Web page and app entries:
+---+
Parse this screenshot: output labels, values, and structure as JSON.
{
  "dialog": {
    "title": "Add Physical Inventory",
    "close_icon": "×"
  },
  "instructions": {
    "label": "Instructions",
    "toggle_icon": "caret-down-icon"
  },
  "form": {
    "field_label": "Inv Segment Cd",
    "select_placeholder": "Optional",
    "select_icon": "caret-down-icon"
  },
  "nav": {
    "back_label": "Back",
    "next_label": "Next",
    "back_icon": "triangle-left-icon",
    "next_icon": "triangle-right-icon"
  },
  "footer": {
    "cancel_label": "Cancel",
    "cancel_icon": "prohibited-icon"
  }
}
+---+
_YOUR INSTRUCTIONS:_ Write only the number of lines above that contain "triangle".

_RESULT OF THE EXERCISE:_ 2